Concert review: Peter Frampton & Yes at Pier Six Pavilion
Midnight Sun reviewer and JazzTimes editor Evan Haga was at Pier Six Pavilion last night to see Yes and Peter Frampton. Here are this thoughts on the show:
Rock shows are many, many things, but they typically aren't punctual.
Yet Peter Frampton and his four-member touring band took the stage at Pier 6 a few minutes before their scheduled 7 p.m. start time last night, and the promptness proved necessary: There was a lot of music to plow through.
Frampton was part of a double-bill with Yes, and each group performed a hearty, roughly hour-and-40-minute set, including encores. It was an effective pairing, with enough contrast but also some shared philosophies. Nostalgia was a factor, sure — these bands toured together as commercial juggernauts in 1976 — but so was professionalism and musicianship: The comfort of proper sound engineering, the splendor of the extended guitar or keyboard solo, the willingness to play single songs that lasted half as long as a typical opening act's entire set. (As rock and roll history goes, punk exists because of concerts like this one.) Peter Frampton, then as now, offered the looser, sunnier side of '70s rock excess; Yes' progressive rock was the bookish, labyrinthine sort. ...
On that '70s tandem tour, Frampton was larger than life: His record-breaking document, "Frampton Comes Alive!," was released in early '76, and he filled stadiums as a composite teen idol/guitar hero. Classic-rock radio has kept him in a time capsule since then, despite some latter-day successes — the Grammy-winning instrumental record he released in 2006, for instance — so nostalgia presented something of an elephant in the room last night.
But Frampton embraced and sometimes toyed with it, in a "just happy to be here" stride that made the guitarist easy to cheer for.

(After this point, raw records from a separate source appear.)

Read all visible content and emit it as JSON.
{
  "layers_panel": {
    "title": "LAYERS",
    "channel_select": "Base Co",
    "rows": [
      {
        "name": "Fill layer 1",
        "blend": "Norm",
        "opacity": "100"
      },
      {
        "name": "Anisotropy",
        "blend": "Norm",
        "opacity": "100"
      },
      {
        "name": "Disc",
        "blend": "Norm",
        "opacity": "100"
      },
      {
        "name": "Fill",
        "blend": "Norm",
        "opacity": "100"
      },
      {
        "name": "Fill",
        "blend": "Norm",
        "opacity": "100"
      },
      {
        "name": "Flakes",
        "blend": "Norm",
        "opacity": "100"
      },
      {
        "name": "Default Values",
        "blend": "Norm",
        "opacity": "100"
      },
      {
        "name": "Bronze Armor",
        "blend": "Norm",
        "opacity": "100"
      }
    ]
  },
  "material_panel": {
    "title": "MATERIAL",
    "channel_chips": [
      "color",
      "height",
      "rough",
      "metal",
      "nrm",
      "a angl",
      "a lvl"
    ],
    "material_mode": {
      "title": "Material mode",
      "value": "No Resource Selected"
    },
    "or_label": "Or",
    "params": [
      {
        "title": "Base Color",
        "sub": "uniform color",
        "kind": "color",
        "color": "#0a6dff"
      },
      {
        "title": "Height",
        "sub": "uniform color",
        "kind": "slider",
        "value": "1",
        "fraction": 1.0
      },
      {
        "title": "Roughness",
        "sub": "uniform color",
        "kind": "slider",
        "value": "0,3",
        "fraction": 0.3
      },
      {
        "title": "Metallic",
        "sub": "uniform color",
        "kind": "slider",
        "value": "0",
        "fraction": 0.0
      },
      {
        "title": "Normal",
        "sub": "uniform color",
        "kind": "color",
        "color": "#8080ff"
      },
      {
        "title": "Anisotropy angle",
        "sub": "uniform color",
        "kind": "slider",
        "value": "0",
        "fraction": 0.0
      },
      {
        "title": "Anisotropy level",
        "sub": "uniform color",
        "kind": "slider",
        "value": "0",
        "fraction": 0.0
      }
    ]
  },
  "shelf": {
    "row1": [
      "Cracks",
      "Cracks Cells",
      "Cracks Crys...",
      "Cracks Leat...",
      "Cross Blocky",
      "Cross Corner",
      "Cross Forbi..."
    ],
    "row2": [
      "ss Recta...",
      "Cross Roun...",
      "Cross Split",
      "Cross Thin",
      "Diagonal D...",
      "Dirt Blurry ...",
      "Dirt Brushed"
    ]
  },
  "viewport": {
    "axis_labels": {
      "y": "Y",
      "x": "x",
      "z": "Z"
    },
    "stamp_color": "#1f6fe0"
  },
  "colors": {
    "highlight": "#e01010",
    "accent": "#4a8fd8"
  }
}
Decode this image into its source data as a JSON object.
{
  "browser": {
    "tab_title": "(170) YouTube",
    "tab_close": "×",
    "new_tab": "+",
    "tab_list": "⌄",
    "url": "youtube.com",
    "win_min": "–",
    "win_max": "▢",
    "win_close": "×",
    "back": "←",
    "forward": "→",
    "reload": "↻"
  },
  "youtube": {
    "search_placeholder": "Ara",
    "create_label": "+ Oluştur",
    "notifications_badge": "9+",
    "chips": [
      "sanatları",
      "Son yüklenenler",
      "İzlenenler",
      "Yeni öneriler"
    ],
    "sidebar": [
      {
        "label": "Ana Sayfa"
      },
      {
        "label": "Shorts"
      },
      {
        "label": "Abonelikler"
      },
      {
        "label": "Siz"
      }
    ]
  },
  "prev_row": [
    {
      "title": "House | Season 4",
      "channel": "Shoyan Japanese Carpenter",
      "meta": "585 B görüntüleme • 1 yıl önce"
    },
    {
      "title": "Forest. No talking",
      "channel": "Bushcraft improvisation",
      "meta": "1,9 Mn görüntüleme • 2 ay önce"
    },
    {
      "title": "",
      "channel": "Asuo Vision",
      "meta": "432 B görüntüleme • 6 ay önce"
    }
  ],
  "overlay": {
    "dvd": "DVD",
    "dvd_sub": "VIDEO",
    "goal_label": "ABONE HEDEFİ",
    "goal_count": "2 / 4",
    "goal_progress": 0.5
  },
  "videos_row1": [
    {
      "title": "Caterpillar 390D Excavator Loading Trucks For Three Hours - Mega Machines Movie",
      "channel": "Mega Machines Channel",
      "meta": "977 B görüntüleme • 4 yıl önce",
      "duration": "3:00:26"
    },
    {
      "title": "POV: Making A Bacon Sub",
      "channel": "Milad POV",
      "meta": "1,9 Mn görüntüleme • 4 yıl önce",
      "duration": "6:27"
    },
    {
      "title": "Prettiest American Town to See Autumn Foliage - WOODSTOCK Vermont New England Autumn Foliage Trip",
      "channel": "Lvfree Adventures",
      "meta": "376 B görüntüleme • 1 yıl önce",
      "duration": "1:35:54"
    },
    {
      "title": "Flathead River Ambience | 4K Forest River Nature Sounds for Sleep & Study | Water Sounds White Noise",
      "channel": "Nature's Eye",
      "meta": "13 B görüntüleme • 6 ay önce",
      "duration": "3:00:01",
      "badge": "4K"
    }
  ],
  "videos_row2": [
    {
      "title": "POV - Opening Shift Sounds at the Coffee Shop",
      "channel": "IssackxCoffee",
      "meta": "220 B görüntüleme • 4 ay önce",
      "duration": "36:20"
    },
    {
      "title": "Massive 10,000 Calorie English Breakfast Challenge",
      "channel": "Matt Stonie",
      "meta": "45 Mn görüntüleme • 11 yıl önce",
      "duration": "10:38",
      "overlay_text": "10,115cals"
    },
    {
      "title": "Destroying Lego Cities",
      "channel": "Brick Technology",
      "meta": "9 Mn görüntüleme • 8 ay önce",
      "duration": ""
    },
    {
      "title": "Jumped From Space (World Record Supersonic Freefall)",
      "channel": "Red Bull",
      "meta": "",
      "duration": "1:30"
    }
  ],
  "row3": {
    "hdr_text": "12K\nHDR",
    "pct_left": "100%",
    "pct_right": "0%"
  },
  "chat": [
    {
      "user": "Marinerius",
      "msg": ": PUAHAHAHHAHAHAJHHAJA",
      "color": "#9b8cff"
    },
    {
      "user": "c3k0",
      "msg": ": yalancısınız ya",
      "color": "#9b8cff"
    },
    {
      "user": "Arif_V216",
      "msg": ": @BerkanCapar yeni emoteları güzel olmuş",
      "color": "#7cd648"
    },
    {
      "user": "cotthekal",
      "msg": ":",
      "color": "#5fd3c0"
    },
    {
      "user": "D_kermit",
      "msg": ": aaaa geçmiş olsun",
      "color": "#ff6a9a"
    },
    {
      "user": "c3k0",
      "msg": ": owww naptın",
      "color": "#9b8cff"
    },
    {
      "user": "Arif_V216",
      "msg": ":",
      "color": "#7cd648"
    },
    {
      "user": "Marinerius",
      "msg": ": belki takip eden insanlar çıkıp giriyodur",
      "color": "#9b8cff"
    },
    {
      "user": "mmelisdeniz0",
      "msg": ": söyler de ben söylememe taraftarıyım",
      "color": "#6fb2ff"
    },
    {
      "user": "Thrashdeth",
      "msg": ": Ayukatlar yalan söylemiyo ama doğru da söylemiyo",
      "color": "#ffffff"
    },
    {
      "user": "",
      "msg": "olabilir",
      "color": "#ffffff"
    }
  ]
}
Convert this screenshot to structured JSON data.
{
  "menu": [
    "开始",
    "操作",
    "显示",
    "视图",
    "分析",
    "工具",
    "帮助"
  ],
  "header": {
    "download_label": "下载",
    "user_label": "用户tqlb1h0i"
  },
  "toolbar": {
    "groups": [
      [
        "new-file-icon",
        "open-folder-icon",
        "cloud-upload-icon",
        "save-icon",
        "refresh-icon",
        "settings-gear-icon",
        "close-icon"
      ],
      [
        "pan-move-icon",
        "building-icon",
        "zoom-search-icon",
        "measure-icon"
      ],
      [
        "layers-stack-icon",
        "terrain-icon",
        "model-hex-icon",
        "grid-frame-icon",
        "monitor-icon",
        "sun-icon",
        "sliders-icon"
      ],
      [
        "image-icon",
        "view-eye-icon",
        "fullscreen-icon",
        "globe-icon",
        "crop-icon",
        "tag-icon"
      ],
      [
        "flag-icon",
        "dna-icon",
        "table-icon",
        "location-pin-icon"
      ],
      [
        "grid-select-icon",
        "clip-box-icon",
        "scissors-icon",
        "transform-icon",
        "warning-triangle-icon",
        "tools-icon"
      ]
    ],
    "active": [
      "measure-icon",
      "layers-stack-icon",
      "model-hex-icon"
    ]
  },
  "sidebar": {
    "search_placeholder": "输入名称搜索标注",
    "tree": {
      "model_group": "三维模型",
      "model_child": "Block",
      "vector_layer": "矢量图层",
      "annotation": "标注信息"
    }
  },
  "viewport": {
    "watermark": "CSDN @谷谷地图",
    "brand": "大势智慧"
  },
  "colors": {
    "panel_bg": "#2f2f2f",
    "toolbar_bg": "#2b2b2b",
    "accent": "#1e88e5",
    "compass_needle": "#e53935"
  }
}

He wore his 60 years gracefully (sans his frilly mane of yesteryear), in jeans and a short-sleeve polo, and played the hits like he meant it, on new equipment. (His regular gear, stored in Nashville, fell victim to the flood.)
"Show Me the Way" had a modern, more rocking arrangement with slide guitar from second guitarist Adam Lester up front and Frampton’s trademarked talk box effect, which educed cheers each and every time the guitarist employed it; "Baby, I Love Your Way" was an acoustic campfire sing-along; and "Do You Feel Like We Do?," as the man promised, was performed in its "long version," a sprawling exercise in dynamics that reinforced how excellent a rock guitarist Frampton can be: He deftly paces his blues-rock phrasing and uses some added harmonic language, and knows precisely when to simmer and when wail.
With a chuckle, Frampton made sure the crowd heard him plug his brand new record, and played some of its middling material; a couple of covers fared better, including an instrumental take on Soundgarden's "Black Hole Sun," and the Beatles' "While My Guitar Gently Weeps" done as a competent vocal.
Yes stated their purpose early on, walking onstage to a recorded overture of Stravinsky’s "Firebird Suite," and proceeded to give a clinic in the valor and vice of prog. Heyday members Steve Howe (guitar), Chris Squire (bass) and Alan White (drums) combined with Rick Wakeman's son Oliver on keyboards and vocalist Benoît David, whom the band cribbed from a Yes tribute act to replace an ill Jon Anderson in 2008. (Yes, he sounds remarkably like Anderson, but yes, Anderson is sorely missed.)
The set list looked mostly toward the ambitious, multi-sectioned masterworks of the group's classic early '70s records: Heady numbers like "Yours Is No Disgrace," "And You and I," "Perpetual Change," "Close to the Edge," the encore "Starship Trooper" and, a crowd pleaser from its first harmonic, "Roundabout." (There was, sadly, no "I’ve Seen All Good People.")
Howe, at 63, demonstrated all the genre-mashing fretboard agility that made him a guitar-magazine regular—on acoustic guitar, electric guitar, an electric made to simulate an acoustic or, most spectacularly, his warm-toned Gibson ES-175 hollowbody, a jazz guitar he turned into a vehicle for shredding. One song stuck out like a sore thumb: "Owner of a Lonely Heart," a Billboard No. 1 from 1983 that many prog-rock fanboys saw as a shameful pop concession. (An old fanboy behind me actually booed.) Only Frampton could get away with such equal portions of guitar heroism and plain-as-day pop.